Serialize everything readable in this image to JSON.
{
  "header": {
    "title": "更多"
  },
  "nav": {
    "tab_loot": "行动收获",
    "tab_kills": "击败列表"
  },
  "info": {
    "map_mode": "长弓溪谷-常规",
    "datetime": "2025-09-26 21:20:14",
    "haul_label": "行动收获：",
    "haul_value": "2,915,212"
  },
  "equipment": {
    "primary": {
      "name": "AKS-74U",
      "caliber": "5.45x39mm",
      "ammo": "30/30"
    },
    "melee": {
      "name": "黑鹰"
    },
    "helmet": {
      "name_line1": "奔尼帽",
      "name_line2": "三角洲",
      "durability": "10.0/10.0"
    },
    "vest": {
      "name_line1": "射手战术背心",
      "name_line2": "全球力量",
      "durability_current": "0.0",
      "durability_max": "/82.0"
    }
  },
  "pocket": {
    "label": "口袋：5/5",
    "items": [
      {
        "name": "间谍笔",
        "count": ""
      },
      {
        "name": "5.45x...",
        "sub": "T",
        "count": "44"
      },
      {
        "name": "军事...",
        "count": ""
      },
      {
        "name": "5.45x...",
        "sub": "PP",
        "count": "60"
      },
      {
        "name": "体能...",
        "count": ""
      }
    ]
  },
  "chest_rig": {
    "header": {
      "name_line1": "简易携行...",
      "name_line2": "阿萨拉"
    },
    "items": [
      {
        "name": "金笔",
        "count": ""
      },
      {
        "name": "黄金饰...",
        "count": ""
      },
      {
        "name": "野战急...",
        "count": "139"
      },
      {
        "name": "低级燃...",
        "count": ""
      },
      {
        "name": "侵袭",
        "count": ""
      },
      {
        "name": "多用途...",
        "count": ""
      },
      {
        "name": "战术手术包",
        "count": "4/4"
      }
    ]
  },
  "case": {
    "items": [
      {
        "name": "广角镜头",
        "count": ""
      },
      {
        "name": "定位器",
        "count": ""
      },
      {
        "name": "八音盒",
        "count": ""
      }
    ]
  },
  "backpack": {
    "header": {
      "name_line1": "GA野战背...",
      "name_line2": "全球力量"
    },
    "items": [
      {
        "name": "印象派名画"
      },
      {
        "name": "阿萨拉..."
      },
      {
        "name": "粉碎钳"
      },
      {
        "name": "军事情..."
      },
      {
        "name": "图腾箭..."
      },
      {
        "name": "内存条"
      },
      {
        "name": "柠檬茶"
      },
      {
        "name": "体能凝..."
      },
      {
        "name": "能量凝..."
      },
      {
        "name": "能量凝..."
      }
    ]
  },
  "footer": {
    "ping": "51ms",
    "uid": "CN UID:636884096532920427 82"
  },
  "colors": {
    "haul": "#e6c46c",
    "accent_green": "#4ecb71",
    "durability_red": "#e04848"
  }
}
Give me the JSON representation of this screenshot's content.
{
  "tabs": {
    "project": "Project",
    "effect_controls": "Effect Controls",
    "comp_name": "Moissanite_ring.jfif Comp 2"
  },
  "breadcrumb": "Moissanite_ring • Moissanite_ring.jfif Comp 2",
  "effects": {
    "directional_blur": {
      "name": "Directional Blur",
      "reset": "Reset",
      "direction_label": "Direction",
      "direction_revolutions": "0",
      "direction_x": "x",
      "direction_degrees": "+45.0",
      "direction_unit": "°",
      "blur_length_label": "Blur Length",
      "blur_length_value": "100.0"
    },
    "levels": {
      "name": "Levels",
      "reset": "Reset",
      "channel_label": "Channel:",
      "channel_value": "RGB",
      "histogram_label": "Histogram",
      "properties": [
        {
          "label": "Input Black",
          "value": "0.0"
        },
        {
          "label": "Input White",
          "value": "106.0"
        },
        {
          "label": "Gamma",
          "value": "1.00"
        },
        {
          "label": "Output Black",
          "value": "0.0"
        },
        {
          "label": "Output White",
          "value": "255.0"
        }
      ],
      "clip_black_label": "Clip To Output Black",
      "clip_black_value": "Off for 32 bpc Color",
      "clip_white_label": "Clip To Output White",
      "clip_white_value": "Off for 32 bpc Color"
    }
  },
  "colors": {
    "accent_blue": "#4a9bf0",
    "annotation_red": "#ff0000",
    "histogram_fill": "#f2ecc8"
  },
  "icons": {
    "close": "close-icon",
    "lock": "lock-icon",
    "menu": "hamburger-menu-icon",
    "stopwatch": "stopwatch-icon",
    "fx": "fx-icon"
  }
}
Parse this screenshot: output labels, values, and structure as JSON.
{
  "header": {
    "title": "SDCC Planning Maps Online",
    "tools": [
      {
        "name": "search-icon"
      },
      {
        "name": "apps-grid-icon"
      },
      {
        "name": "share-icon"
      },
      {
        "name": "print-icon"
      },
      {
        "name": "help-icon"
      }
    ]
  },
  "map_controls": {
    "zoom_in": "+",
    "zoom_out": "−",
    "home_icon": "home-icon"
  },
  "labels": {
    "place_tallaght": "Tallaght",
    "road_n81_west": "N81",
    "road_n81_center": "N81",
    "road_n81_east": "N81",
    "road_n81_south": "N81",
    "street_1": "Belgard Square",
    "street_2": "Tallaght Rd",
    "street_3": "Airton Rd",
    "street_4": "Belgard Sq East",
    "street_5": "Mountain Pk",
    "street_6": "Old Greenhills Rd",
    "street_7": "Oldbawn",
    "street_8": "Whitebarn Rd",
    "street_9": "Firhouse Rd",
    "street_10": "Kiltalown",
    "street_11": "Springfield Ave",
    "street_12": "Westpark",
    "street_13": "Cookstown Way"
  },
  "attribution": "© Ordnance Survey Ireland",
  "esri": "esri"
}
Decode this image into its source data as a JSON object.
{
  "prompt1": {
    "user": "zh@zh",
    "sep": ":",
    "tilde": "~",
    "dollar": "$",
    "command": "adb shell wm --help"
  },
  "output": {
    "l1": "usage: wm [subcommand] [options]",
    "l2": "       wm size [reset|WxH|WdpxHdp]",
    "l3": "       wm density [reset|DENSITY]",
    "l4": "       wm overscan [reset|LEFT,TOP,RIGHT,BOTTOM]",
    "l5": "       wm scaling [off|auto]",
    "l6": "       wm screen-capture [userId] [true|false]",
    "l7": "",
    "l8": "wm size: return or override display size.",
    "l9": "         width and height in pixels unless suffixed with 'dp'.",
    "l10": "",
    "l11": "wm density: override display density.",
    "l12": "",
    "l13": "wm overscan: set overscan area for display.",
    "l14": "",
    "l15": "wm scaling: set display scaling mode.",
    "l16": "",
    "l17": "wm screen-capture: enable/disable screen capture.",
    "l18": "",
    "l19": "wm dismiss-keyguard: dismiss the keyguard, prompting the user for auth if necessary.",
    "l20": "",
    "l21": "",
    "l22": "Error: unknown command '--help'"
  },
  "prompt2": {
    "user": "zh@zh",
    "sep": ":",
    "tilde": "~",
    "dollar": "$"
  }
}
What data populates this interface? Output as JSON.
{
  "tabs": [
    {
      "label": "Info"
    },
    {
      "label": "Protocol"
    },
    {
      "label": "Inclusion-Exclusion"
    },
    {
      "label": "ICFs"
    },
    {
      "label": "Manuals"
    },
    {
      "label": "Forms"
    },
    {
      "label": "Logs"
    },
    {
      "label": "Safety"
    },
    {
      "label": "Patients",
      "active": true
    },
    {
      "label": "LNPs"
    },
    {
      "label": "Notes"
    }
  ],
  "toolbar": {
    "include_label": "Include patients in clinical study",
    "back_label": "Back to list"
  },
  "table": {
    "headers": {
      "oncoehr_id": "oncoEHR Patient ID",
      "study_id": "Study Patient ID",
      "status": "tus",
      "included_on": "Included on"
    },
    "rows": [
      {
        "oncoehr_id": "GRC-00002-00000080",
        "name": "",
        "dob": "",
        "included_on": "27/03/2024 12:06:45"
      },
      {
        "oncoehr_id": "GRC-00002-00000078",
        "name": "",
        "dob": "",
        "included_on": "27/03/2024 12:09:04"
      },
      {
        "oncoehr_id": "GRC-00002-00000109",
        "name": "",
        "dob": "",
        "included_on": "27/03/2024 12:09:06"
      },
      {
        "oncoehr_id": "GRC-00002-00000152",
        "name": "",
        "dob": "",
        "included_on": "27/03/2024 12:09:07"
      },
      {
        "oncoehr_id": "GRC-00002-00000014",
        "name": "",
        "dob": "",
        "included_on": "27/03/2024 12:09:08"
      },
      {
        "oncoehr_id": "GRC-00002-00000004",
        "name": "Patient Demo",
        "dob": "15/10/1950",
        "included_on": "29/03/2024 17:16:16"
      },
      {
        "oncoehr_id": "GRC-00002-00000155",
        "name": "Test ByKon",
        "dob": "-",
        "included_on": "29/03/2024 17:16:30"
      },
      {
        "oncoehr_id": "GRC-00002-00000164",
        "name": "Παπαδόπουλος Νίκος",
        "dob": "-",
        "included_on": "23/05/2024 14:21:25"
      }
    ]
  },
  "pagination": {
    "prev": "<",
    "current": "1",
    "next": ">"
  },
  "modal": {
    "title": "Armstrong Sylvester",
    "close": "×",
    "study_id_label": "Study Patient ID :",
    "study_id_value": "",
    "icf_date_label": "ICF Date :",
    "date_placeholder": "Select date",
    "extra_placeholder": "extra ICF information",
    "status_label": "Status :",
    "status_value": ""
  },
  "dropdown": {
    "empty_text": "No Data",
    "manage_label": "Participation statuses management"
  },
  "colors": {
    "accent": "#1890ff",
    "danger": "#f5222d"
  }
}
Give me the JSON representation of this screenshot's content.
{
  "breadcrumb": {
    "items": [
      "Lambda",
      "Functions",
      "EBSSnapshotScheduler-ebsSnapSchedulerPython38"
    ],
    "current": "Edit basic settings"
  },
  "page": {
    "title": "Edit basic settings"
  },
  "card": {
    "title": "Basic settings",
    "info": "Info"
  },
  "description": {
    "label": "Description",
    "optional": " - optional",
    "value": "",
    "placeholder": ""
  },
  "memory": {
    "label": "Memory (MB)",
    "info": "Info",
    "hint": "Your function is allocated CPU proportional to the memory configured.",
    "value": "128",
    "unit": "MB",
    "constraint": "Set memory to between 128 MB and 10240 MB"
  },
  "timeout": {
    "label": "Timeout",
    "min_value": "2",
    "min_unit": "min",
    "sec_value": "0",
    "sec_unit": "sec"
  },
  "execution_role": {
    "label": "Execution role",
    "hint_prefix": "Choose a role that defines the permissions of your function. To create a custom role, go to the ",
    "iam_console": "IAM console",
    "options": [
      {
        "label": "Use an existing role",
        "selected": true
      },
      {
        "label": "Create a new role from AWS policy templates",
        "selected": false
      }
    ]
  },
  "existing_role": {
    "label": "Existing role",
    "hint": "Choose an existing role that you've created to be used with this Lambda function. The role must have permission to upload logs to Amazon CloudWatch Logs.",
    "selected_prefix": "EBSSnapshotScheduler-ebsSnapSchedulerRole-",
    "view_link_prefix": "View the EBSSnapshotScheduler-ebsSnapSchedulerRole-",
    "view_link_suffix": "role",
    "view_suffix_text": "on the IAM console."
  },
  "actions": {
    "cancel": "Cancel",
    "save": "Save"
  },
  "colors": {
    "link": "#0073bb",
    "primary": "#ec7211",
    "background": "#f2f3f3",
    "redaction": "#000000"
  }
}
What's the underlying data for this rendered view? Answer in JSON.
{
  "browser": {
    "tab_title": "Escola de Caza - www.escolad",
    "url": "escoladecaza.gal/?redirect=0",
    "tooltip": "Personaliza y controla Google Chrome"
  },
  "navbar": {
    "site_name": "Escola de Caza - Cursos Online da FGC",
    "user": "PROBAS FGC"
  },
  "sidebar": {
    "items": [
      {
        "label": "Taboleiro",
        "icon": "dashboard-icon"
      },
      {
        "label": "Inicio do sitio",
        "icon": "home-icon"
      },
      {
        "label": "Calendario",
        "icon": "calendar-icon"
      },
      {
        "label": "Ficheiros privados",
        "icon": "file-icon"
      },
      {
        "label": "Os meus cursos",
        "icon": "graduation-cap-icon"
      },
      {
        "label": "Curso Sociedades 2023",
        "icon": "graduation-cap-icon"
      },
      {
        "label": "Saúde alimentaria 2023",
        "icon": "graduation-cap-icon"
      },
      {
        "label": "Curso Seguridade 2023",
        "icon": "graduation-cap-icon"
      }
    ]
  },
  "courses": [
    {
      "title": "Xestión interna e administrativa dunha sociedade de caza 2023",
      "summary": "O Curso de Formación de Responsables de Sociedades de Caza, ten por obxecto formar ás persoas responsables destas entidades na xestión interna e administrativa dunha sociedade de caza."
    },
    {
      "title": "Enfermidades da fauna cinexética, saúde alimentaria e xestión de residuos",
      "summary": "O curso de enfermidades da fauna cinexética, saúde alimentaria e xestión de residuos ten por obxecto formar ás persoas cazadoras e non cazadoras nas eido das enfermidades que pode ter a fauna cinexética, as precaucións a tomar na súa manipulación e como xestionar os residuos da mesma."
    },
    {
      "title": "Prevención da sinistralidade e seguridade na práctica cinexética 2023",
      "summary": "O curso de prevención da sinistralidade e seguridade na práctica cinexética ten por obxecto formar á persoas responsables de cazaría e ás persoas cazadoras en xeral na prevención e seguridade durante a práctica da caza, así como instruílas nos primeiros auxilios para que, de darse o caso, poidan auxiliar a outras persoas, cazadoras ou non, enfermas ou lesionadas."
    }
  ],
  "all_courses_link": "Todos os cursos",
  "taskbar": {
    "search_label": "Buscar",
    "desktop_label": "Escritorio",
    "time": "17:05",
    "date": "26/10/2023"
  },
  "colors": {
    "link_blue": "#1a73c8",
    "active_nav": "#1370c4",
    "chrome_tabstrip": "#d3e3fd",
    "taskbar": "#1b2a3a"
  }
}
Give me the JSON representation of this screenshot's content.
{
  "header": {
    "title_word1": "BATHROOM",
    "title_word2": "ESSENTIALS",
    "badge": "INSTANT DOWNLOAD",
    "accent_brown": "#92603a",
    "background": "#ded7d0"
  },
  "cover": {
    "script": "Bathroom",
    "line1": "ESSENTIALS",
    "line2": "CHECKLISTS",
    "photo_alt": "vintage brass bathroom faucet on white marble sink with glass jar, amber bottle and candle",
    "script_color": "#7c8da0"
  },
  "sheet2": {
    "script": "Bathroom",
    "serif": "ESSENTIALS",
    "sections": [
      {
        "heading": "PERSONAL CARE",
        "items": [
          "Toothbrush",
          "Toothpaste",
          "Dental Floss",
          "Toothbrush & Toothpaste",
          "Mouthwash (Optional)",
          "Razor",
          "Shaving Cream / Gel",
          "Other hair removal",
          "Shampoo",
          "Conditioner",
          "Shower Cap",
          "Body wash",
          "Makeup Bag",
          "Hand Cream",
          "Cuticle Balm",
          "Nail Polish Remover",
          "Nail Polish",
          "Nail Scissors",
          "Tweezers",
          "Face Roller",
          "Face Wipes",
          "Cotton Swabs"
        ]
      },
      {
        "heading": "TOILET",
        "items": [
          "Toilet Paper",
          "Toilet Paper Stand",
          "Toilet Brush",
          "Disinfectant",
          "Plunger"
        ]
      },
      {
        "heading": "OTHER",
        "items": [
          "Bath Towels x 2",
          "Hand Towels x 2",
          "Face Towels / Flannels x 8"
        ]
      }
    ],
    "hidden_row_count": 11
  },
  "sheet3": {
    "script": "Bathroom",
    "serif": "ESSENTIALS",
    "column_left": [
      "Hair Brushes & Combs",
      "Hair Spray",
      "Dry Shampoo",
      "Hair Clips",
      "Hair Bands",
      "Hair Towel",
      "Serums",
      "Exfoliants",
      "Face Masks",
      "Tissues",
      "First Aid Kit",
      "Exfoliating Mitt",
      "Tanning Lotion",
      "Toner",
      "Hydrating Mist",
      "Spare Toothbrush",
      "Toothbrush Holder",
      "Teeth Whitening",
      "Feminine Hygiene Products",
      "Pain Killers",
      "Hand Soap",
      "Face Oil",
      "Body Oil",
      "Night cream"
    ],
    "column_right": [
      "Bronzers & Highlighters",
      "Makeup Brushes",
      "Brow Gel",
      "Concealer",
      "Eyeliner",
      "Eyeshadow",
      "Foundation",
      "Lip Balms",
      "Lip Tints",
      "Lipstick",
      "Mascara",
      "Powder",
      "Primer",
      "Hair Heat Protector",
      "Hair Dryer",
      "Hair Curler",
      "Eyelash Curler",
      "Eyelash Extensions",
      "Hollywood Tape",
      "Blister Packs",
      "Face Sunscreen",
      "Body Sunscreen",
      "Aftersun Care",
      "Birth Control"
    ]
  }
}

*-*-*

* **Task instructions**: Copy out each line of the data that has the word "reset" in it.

* **Exercise output**:
      "reset": "Reset",
      "reset": "Reset",
    "l2": "       wm size [reset|WxH|WdpxHdp]",
    "l3": "       wm density [reset|DENSITY]",
    "l4": "       wm overscan [reset|LEFT,TOP,RIGHT,BOTTOM]",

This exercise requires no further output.